## Your goal:
Exact copies of all the records are to be printed.

:: Provided data

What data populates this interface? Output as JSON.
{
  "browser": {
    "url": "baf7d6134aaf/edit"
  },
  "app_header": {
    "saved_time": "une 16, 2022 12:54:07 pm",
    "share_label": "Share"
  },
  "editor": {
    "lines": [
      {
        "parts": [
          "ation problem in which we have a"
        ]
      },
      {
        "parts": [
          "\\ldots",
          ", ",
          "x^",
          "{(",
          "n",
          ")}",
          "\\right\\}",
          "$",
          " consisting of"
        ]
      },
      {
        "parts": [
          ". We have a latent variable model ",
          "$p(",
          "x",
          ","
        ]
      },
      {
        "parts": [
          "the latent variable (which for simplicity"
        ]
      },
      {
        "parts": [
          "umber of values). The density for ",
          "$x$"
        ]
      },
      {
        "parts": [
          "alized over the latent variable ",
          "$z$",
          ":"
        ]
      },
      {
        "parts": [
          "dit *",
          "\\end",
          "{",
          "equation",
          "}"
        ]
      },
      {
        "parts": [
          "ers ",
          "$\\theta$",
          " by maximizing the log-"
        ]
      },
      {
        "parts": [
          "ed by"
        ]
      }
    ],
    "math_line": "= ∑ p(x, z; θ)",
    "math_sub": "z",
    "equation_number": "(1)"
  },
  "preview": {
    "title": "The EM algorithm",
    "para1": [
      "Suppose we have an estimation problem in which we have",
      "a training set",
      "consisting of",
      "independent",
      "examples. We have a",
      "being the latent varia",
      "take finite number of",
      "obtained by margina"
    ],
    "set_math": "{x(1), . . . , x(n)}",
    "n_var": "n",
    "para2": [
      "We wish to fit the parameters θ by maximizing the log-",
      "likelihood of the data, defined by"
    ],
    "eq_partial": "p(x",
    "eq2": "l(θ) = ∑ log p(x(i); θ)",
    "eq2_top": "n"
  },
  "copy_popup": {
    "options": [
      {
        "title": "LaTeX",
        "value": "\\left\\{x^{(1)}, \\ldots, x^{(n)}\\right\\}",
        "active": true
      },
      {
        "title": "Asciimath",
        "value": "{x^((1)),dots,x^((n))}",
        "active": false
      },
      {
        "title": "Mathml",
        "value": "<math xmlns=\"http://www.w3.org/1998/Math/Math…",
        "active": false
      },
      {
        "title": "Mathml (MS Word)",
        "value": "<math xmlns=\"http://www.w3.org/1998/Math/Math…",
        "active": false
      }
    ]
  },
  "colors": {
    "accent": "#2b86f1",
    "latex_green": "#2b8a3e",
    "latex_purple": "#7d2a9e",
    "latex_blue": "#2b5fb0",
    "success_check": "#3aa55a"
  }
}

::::

## Solved exercise:
What data populates this interface? Output as JSON.
{
  "browser": {
    "url": "baf7d6134aaf/edit"
  },
  "app_header": {
    "saved_time": "une 16, 2022 12:54:07 pm",
    "share_label": "Share"
  },
  "editor": {
    "lines": [
      {
        "parts": [
          "ation problem in which we have a"
        ]
      },
      {
        "parts": [
          "\\ldots",
          ", ",
          "x^",
          "{(",
          "n",
          ")}",
          "\\right\\}",
          "$",
          " consisting of"
        ]
      },
      {
        "parts": [
          ". We have a latent variable model ",
          "$p(",
          "x",
          ","
        ]
      },
      {
        "parts": [
          "the latent variable (which for simplicity"
        ]
      },
      {
        "parts": [
          "umber of values). The density for ",
          "$x$"
        ]
      },
      {
        "parts": [
          "alized over the latent variable ",
          "$z$",
          ":"
        ]
      },
      {
        "parts": [
          "dit *",
          "\\end",
          "{",
          "equation",
          "}"
        ]
      },
      {
        "parts": [
          "ers ",
          "$\\theta$",
          " by maximizing the log-"
        ]
      },
      {
        "parts": [
          "ed by"
        ]
      }
    ],
    "math_line": "= ∑ p(x, z; θ)",
    "math_sub": "z",
    "equation_number": "(1)"
  },
  "preview": {
    "title": "The EM algorithm",
    "para1": [
      "Suppose we have an estimation problem in which we have",
      "a training set",
      "consisting of",
      "independent",
      "examples. We have a",
      "being the latent varia",
      "take finite number of",
      "obtained by margina"
    ],
    "set_math": "{x(1), . . . , x(n)}",
    "n_var": "n",
    "para2": [
      "We wish to fit the parameters θ by maximizing the log-",
      "likelihood of the data, defined by"
    ],
    "eq_partial": "p(x",
    "eq2": "l(θ) = ∑ log p(x(i); θ)",
    "eq2_top": "n"
  },
  "copy_popup": {
    "options": [
      {
        "title": "LaTeX",
        "value": "\\left\\{x^{(1)}, \\ldots, x^{(n)}\\right\\}",
        "active": true
      },
      {
        "title": "Asciimath",
        "value": "{x^((1)),dots,x^((n))}",
        "active": false
      },
      {
        "title": "Mathml",
        "value": "<math xmlns=\"http://www.w3.org/1998/Math/Math…",
        "active": false
      },
      {
        "title": "Mathml (MS Word)",
        "value": "<math xmlns=\"http://www.w3.org/1998/Math/Math…",
        "active": false
      }
    ]
  },
  "colors": {
    "accent": "#2b86f1",
    "latex_green": "#2b8a3e",
    "latex_purple": "#7d2a9e",
    "latex_blue": "#2b5fb0",
    "success_check": "#3aa55a"
  }
}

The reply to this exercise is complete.